In the material below, tally the lines that include the string "text", then write down only the total.

◆ **Data excerpts**
---------------
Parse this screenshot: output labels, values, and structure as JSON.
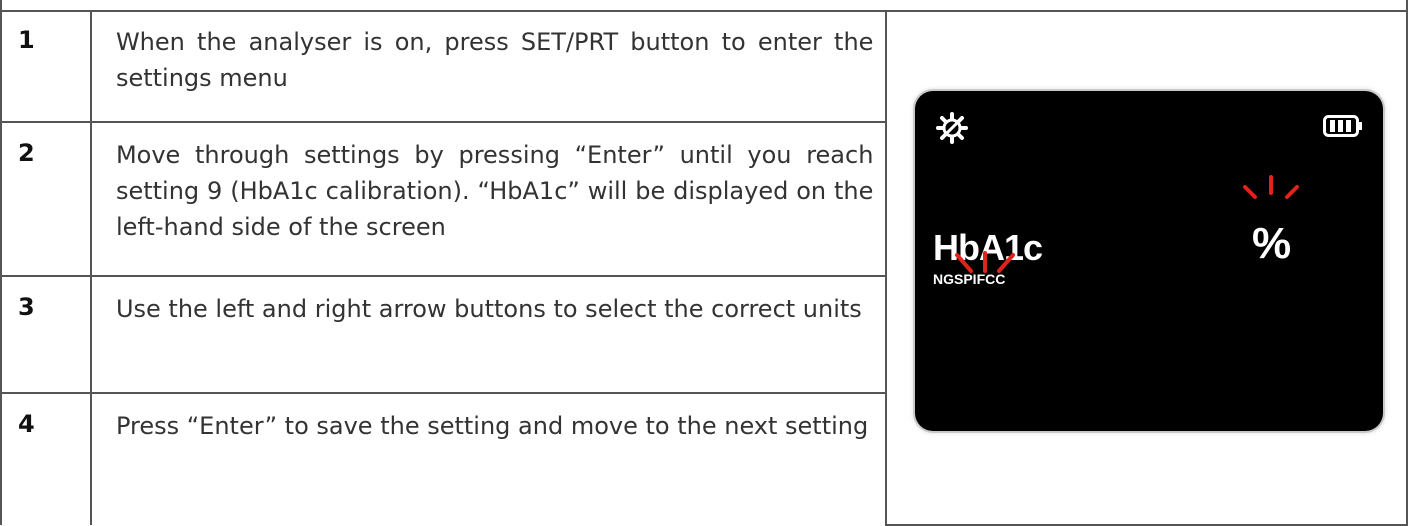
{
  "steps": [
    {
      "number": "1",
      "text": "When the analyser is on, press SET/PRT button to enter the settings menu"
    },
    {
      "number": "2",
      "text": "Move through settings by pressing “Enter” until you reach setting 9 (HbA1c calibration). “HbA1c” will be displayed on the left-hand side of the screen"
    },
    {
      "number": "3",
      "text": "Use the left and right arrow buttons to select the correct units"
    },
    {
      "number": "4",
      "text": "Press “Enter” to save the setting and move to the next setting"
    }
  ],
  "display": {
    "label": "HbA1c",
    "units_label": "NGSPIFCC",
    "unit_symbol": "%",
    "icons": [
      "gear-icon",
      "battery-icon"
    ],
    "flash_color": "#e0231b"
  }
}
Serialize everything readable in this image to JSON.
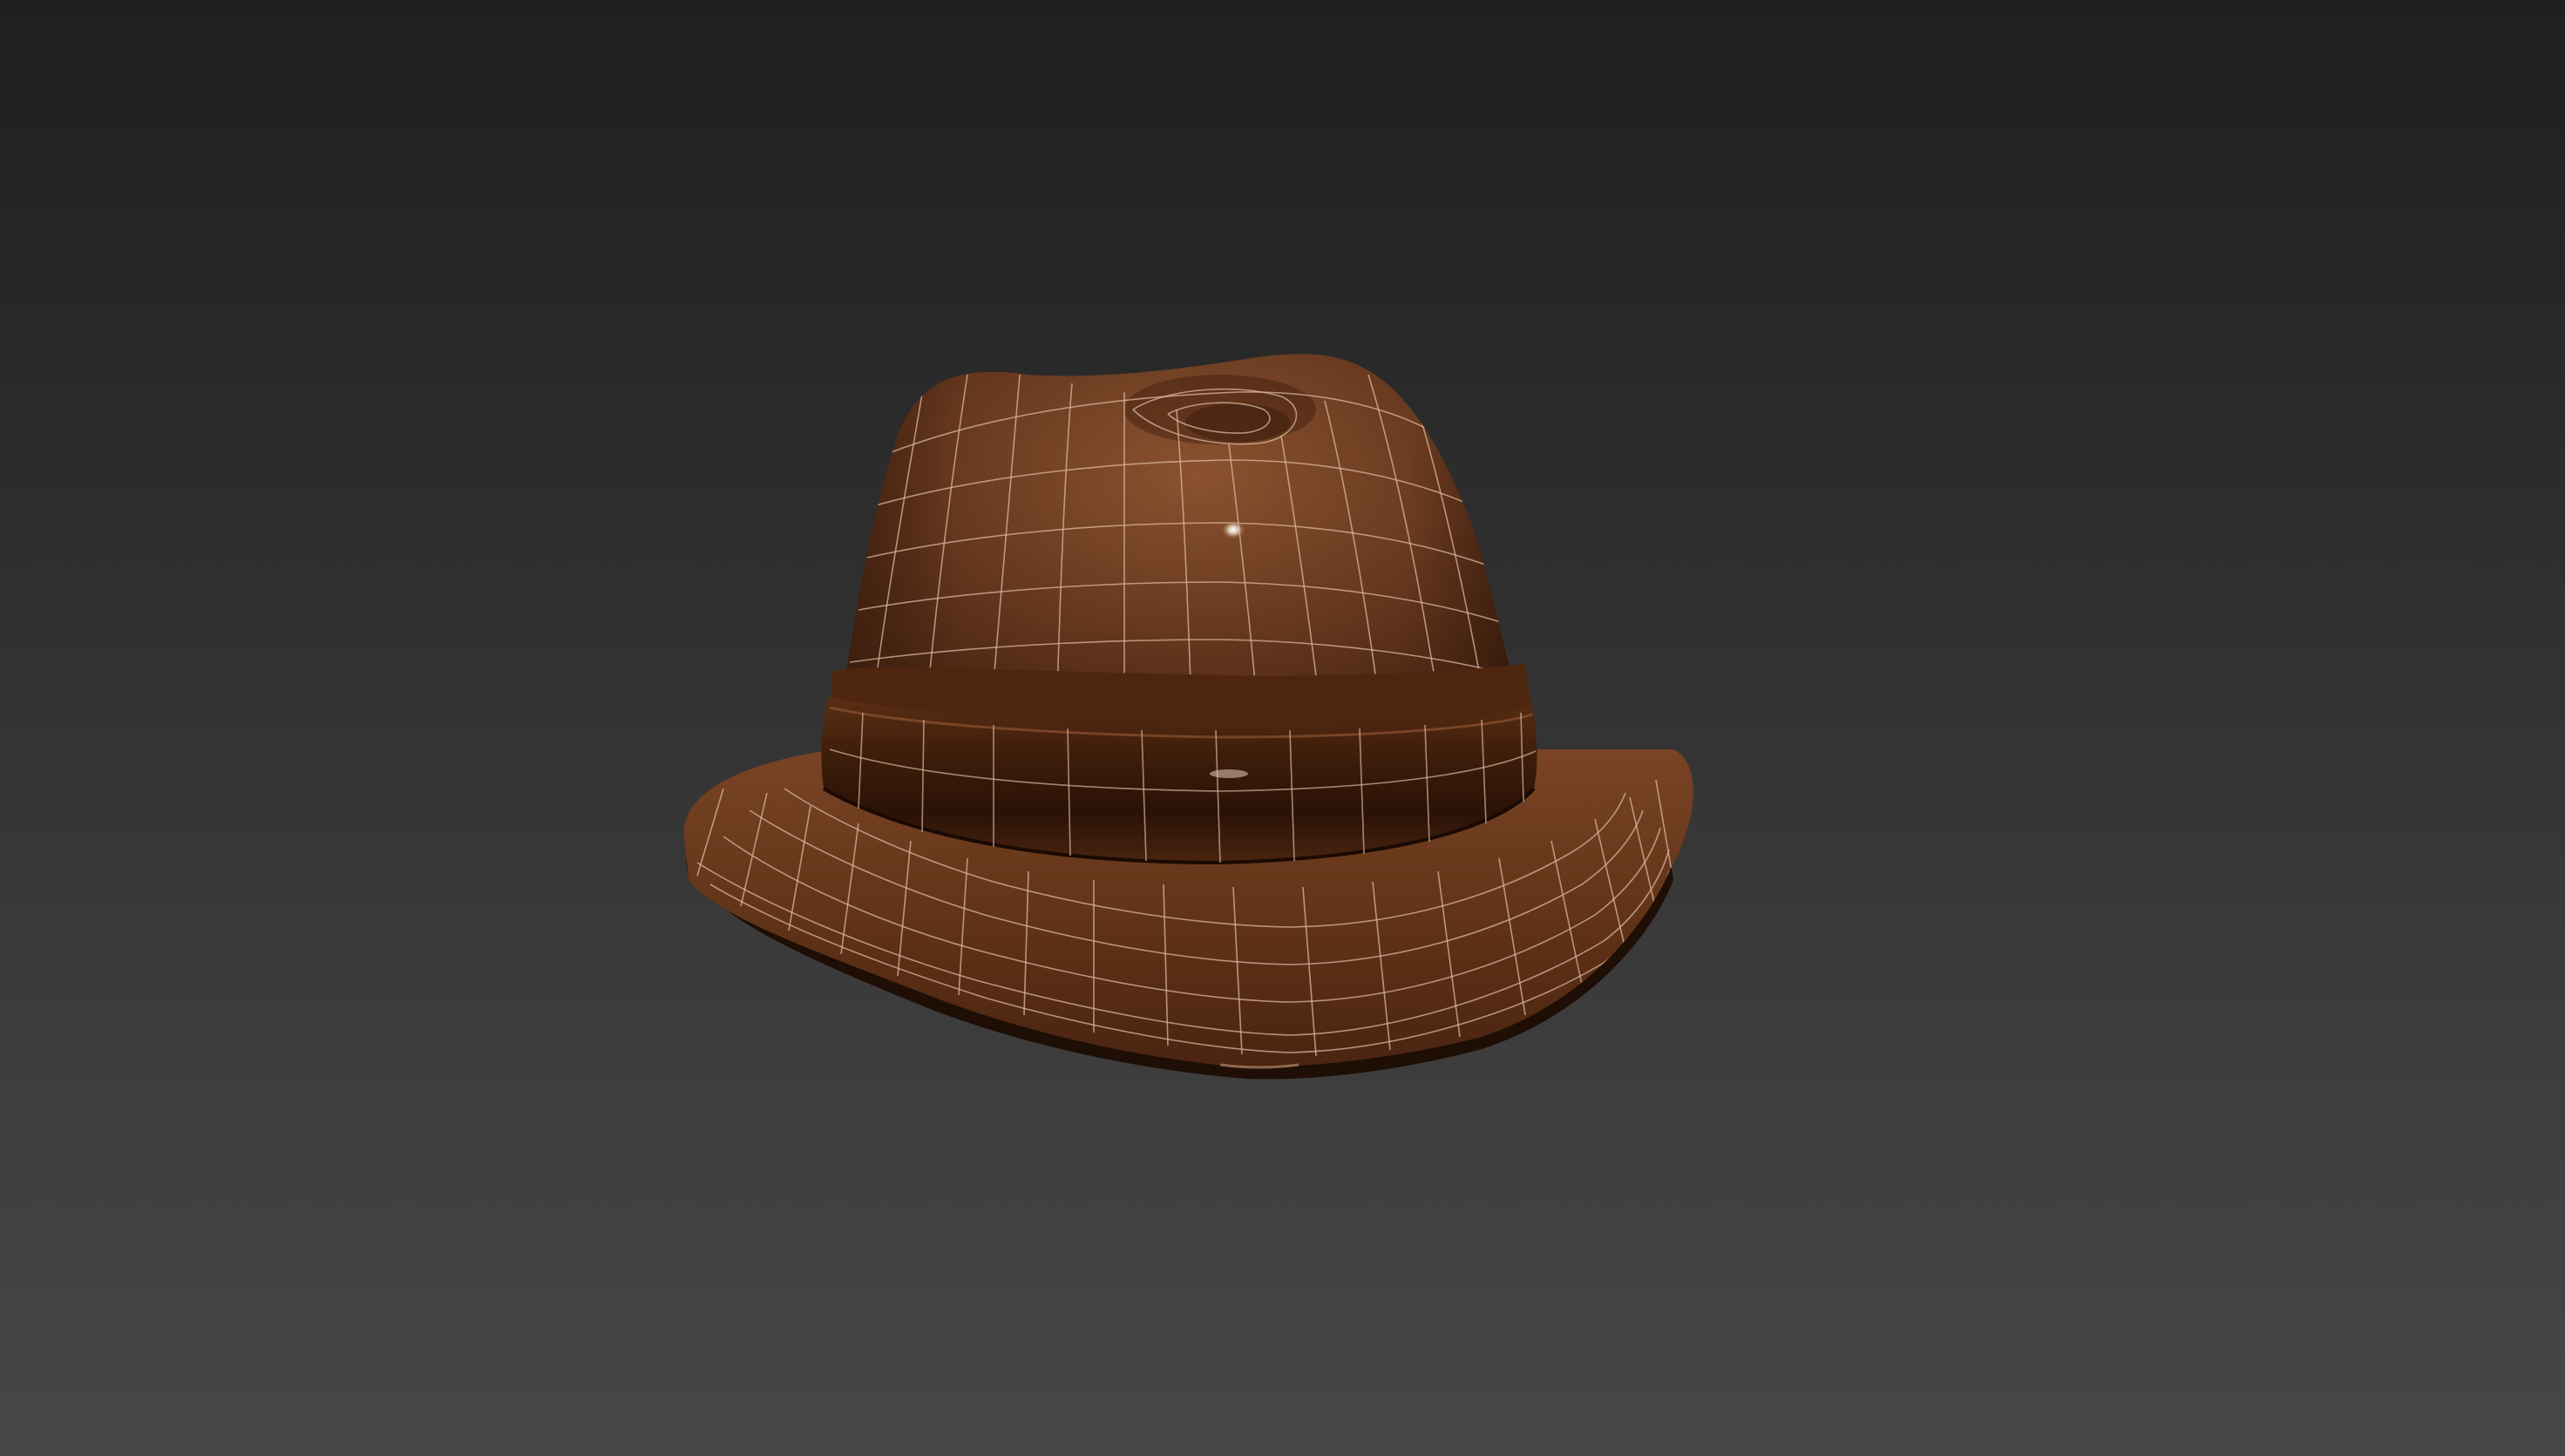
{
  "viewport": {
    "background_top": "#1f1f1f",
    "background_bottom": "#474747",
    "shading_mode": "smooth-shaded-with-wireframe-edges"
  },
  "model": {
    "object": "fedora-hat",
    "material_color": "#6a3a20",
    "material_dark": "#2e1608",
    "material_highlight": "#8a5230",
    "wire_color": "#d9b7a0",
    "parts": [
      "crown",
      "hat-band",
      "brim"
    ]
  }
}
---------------
◆ **Worked solution**
4